Turning to the UK, the country has had not one but two elections this year, both within the ruling Conservative Party. This first elected Liz Truss, a self-styled disciple of former British prime minister Margaret Thatcher, to replace Boris Johnson as the country’s prime minister. She then resigned after 45 days in office and was succeeded by present Prime Minister Rishi Sunak.
The British have now set their sights on the next general elections. According to the rotation of power theory, the Tories’ main adversary, the Labour Party, should now have its moment. But this does not predict what will happen in practice. Could the Indian ethnicity of the new UK prime minister swing the scales in favour of the Conservative Party in the absence of major domestic or foreign-policy issues? After all, there will be no going back on Brexit or Britain’s involvement in Ukraine.
No one can compete with the Israelis when it comes to parliamentary elections and the frenzy of conjectures on voting patterns and outcomes that precede them. In Israel, the more important phase comes after the elections when the new prime minister-designate has to form a government, something which has occurred five times in the space of just three years.
Whether Benjamin Netanyahu or Yair Lapid wins is only part of the problem. The rest has to do with the future of Israel and whether it wants to continue as it is, with its chokehold on the Palestinians, or whether it can come to terms with the other half of the population that lives between the Jordan River and Mediterranean in order to forge a common future.
Neither Netanyahu nor Lapid has anything to contribute to this vital question. Both men simply offer more of the status quo and the putting off until tomorrow of what should be done today, which, of course, means more conflicts.
If elections do not solve anything, might stopping them bring solutions? The Palestinian situation tells us that this is not the case. Palestinians have not gone to the polls since the election of the Palestinian Legislative Assembly and former president Yasser Arafat, who after his death was succeeded by Mahmoud Abbas. Meanwhile, the rift between the West Bank and Gaza, brought about by the Hamas coup, has broadened.

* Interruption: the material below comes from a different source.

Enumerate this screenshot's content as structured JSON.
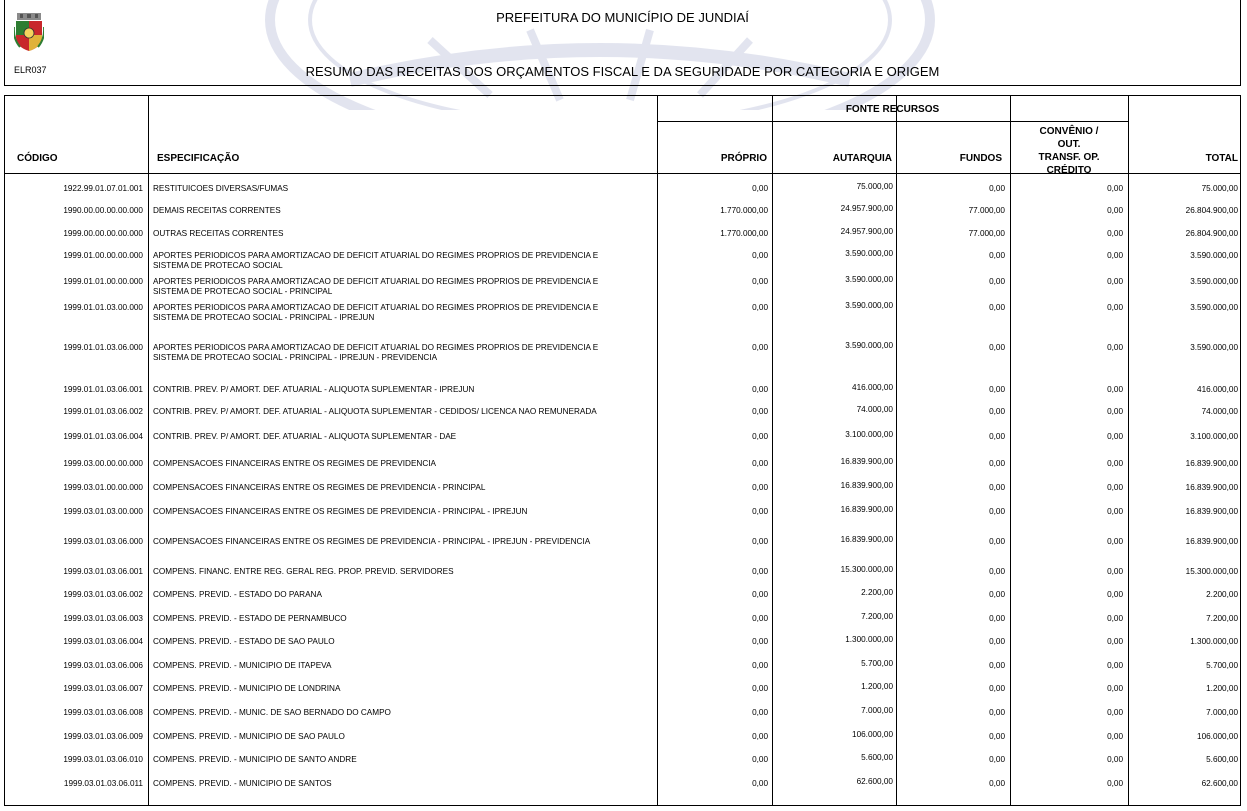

Egypt, Saudi Arabia, and more recently Algeria have tried to bring the two sides back together. But every time the two sides agree to reconcile and swear the solemnest oaths that they want to hold elections as the best means to seal their reconciliation, something always crops up to prevent an agreement.
History is not necessarily determined by elections. This applies as much to Brazil and the Middle East as it does to the US and UK. Perhaps solutions are out of reach because voters do not want them. Perhaps the state of humanity today is more about the lack of what it takes to search for solutions rather than about those solutions themselves.
Wisdom is to be found in the process and not the end result.
*A version of this article appears in print in the 10 November, 2022 edition of Al-Ahram Weekly.